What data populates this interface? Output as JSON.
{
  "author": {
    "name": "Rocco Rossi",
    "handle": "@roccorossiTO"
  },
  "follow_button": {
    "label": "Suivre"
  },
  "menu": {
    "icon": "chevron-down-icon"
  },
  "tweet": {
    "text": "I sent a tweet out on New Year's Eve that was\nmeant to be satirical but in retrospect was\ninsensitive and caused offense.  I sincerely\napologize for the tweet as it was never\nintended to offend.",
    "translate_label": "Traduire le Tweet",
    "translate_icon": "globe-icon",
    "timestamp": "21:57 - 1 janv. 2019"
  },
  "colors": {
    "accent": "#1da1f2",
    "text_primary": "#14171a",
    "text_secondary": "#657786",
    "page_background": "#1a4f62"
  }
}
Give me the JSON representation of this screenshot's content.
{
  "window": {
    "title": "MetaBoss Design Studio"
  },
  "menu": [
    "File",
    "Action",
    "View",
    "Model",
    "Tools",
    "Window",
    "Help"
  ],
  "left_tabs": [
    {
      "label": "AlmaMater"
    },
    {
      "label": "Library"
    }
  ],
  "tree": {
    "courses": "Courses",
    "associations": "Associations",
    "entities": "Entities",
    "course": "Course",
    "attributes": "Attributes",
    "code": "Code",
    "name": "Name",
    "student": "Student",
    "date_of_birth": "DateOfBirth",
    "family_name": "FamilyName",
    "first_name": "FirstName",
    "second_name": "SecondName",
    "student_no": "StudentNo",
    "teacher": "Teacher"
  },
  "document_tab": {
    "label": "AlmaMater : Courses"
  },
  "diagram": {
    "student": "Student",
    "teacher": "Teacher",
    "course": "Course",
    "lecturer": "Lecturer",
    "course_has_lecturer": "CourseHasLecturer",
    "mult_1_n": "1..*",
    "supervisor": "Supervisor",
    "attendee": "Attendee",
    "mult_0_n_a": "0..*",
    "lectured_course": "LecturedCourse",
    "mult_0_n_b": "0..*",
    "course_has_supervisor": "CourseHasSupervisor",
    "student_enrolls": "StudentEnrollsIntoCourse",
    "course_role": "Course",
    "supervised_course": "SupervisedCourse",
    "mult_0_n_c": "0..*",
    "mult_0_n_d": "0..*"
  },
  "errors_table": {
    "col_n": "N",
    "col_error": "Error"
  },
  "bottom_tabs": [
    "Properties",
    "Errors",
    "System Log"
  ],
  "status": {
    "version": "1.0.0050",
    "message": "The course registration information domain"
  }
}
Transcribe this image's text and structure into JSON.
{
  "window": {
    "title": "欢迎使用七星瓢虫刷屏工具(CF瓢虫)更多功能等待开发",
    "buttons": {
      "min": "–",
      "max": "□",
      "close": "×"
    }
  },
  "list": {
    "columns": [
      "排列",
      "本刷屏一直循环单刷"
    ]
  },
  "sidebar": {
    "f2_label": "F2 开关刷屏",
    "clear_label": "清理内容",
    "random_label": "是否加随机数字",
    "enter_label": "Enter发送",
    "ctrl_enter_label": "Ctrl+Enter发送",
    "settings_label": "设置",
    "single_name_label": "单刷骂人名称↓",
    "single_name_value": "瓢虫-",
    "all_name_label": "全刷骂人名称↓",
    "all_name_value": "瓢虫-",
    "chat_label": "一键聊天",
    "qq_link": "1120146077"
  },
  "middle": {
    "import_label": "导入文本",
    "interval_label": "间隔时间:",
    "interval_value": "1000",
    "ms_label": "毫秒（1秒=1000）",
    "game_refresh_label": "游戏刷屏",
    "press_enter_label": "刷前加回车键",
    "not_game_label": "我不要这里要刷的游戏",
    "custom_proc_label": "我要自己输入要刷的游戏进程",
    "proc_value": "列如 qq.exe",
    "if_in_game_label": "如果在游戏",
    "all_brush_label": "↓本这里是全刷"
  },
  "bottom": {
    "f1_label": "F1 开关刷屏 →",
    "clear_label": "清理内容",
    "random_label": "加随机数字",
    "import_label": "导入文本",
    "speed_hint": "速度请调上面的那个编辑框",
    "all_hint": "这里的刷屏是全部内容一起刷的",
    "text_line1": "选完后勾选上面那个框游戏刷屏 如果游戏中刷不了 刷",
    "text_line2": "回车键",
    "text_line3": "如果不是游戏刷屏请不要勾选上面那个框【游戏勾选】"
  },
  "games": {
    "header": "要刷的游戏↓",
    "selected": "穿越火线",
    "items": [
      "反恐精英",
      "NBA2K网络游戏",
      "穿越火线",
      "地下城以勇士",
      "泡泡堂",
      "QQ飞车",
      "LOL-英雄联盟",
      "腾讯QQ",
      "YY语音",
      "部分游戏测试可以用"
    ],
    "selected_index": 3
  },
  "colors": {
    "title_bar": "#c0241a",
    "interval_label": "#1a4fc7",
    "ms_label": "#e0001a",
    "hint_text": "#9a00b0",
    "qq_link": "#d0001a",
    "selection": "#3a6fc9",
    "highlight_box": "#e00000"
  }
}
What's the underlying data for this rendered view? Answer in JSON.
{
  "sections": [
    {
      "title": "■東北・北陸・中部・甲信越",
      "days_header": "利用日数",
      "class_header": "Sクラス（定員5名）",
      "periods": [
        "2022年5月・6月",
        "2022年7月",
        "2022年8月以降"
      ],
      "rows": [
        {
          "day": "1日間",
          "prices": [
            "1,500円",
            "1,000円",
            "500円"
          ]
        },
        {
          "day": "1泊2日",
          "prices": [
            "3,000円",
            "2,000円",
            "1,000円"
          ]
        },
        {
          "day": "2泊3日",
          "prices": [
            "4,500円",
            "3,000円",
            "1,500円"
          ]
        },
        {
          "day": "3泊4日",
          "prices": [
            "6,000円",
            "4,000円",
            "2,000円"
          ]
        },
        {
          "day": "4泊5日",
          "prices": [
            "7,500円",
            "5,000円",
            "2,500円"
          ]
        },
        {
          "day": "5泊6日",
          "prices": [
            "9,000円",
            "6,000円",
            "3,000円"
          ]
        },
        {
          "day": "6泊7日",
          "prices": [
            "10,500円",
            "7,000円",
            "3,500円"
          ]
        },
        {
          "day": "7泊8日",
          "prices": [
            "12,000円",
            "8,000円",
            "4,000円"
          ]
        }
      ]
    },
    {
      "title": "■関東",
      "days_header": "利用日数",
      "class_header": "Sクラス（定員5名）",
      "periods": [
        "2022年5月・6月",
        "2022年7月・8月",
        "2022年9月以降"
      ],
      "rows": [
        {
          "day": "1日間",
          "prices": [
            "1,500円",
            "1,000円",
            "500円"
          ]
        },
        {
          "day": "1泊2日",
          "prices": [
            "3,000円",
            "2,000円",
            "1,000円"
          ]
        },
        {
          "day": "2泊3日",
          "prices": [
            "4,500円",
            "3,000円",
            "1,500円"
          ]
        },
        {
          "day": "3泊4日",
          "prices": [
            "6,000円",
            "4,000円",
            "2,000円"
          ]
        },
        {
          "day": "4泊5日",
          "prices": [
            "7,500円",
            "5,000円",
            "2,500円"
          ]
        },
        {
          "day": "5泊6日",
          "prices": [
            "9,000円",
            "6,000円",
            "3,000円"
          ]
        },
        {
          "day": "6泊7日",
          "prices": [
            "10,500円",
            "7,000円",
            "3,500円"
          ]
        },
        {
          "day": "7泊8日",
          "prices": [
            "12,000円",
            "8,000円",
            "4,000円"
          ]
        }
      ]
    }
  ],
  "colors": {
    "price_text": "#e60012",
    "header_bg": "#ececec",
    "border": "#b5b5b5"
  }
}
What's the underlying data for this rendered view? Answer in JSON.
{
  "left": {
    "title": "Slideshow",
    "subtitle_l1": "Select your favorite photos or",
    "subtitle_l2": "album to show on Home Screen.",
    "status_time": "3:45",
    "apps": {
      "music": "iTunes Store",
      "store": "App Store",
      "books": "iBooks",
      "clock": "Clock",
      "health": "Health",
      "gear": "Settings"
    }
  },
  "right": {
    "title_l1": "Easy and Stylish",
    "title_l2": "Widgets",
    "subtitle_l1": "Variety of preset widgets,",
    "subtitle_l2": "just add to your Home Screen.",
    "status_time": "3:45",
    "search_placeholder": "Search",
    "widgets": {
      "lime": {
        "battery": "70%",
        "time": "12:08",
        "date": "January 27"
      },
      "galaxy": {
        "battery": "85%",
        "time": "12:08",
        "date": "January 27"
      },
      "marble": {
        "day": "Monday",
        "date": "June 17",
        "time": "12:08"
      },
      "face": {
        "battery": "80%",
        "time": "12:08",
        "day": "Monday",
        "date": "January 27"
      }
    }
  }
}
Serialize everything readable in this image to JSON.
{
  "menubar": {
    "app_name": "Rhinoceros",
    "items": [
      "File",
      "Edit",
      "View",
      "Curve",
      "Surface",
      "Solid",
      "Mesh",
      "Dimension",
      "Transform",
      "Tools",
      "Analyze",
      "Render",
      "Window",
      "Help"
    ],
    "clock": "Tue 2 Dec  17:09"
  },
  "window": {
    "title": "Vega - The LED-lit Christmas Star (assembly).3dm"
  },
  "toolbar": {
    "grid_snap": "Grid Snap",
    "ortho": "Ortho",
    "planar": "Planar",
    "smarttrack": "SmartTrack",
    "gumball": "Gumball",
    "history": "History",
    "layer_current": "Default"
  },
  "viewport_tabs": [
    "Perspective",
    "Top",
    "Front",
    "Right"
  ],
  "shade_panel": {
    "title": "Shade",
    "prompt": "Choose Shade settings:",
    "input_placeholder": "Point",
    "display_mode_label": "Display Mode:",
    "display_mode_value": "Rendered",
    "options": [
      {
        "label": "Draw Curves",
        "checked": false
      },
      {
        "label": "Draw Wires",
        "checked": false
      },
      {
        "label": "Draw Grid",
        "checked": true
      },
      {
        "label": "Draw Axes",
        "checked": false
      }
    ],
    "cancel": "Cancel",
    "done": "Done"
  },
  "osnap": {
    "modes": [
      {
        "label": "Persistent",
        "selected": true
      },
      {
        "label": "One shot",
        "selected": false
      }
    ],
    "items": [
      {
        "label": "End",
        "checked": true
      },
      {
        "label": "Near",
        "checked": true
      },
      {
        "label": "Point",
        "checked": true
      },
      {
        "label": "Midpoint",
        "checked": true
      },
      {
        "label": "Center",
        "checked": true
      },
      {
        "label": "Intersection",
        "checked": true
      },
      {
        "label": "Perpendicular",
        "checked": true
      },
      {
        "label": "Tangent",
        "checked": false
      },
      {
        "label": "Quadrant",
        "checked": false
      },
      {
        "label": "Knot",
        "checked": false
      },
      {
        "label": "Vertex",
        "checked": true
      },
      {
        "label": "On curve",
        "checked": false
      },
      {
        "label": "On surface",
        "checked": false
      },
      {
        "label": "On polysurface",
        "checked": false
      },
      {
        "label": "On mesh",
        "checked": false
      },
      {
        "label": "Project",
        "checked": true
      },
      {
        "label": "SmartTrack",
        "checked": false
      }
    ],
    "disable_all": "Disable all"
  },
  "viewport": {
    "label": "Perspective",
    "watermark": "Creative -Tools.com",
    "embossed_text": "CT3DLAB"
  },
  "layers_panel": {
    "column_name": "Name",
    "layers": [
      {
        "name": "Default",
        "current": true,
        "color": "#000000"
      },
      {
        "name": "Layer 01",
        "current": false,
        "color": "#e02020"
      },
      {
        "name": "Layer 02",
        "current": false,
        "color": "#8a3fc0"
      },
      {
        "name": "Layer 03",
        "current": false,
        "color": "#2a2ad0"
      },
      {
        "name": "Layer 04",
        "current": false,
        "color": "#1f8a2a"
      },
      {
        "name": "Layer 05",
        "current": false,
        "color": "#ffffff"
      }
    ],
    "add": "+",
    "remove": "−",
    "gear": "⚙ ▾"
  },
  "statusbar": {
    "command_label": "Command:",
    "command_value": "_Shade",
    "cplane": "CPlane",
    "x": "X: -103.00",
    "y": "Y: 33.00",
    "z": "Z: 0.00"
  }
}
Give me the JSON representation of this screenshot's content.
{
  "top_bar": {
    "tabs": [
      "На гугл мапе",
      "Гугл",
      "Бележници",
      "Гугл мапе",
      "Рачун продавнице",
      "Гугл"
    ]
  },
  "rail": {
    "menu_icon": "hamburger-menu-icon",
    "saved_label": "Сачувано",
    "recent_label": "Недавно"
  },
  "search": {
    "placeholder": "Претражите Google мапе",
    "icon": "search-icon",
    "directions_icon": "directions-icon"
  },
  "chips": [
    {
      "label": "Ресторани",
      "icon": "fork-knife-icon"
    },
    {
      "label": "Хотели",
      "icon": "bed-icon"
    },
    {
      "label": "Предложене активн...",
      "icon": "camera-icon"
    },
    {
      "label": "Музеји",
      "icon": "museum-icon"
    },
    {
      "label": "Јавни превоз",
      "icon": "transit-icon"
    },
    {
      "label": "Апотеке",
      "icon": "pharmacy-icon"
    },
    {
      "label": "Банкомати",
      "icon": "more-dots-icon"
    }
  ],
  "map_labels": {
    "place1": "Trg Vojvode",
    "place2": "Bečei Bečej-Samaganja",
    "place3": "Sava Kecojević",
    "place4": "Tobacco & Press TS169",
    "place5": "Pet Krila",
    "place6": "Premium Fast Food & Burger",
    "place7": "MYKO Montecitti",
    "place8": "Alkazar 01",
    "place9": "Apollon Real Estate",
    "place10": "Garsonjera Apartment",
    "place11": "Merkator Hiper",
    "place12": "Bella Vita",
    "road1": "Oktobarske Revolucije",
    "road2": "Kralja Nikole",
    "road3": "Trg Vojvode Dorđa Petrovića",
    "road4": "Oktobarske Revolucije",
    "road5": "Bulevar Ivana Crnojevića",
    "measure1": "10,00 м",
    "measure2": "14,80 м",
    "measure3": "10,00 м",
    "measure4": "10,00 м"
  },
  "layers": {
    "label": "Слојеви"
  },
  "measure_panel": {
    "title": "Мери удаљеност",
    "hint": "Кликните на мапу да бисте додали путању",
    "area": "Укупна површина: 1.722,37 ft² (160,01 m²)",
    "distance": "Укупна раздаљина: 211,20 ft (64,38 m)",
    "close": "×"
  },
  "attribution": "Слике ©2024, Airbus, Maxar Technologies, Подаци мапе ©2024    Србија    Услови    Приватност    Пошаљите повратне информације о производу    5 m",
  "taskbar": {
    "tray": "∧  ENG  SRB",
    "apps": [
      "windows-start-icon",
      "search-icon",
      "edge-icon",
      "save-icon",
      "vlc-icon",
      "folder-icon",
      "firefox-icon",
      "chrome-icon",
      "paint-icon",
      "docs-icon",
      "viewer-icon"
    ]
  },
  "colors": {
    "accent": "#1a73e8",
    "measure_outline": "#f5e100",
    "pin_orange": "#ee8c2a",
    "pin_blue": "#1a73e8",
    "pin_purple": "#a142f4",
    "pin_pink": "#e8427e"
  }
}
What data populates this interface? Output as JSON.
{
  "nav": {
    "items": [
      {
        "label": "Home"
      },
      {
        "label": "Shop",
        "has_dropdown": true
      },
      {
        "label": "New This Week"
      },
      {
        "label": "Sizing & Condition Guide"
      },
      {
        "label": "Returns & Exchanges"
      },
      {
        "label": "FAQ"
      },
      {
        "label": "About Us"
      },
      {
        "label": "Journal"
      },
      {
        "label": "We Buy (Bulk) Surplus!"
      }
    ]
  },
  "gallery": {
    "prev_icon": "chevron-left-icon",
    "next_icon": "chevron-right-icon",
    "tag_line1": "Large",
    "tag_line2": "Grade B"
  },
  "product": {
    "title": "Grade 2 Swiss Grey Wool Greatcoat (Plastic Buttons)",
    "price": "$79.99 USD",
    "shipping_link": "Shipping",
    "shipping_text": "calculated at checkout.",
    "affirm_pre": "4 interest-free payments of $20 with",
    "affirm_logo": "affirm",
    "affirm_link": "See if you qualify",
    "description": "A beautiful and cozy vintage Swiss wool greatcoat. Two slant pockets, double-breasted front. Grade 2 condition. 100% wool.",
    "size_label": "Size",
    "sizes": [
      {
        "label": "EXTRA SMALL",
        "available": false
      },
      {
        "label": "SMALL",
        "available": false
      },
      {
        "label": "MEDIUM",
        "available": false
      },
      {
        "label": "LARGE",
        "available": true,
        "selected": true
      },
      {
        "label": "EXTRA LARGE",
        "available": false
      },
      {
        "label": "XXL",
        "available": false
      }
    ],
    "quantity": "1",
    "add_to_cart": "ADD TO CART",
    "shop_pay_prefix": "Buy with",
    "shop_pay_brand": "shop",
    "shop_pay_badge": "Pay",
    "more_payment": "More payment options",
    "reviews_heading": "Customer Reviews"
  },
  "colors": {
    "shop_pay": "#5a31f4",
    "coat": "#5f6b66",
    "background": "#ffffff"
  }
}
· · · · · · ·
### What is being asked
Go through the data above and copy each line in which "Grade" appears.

### Result of the task
    "tag_line2": "Grade B"
    "title": "Grade 2 Swiss Grey Wool Greatcoat (Plastic Buttons)",
    "description": "A beautiful and cozy vintage Swiss wool greatcoat. Two slant pockets, double-breasted front. Grade 2 condition. 100% wool.",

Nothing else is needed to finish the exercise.